“There were so many acts. One of the first concerts I saw was Suzie Quattro.
“Daddy Cool was another concert we saw along with Free; Manfred Mann’s Earth Band and Deep Purple.
“The crowd just went crazy all singing along. I remember Free doing All Right Now.
“I love that song cause I was a drummer and I just loved the drum beat.
“I remember at one concert the girls were jumping in the water to get to the band – it was either Daddy Cool or Deep Purple.
“The acoustics in the arena were great and the set-up of the stage was good – everybody had good vision. It was very exciting to be a part of seeing these overseas acts.”
The man responsible for bringing many of these international stars to Beatty Park was former radio announcer and concert promoter Paul Gadenne.
“The Beatty Park Aquatic Centre proved to be an excellent concert venue at a time when Perth was without any other venue of suitable size to host some of the world’s biggest names in music,” he said.
“It did at times look spectacular with the image of what was happening on stage being reflected on the water of the main swimming pool adding to the ambience of many a memorable concert.”
While rain occasionally interrupted the open-air concerts, most shows were a huge success.
One of the memorable concerts that Paul was involved in organising at Beatty Park was a performance by Australian folk band The Seekers.
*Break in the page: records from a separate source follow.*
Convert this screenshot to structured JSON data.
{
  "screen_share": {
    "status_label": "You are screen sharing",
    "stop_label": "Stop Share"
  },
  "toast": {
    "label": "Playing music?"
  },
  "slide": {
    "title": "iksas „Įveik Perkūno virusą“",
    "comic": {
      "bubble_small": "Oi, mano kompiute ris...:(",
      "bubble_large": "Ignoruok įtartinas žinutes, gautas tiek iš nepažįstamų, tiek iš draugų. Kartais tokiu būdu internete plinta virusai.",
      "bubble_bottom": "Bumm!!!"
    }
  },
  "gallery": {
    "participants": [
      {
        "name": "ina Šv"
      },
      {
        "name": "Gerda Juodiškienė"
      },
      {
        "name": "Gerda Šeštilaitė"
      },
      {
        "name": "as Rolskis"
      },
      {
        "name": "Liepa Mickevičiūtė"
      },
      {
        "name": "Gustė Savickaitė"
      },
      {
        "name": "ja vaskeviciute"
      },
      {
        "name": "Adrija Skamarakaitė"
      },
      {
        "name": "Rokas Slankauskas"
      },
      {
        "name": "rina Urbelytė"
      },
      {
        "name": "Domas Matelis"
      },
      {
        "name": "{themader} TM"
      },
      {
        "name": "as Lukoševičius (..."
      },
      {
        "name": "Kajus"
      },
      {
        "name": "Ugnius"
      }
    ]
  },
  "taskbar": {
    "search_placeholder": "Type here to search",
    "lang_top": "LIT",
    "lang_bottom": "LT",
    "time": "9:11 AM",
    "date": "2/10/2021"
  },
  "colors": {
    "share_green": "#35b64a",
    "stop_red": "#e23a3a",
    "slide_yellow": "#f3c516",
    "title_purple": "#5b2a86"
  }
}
In 1968, the band were at the height of popularity having just been named Australians of the Year. On February 9, 1968, the band played two sell-out shows as a fundraiser for the Floreat, Subiaco, Scarborough and City Beach chapter of Lions International.
Larry Wale’s story has been captured as part of the Sixty Years of Beatty Park video story series available at beattypark.com.au/sixtyyears
If anyone has photographs of the show, or of any other concerts at Beatty Park, please share them with the Vincent Local History Centre: (local.history@vincent. wa.gov.au or 9273 6534)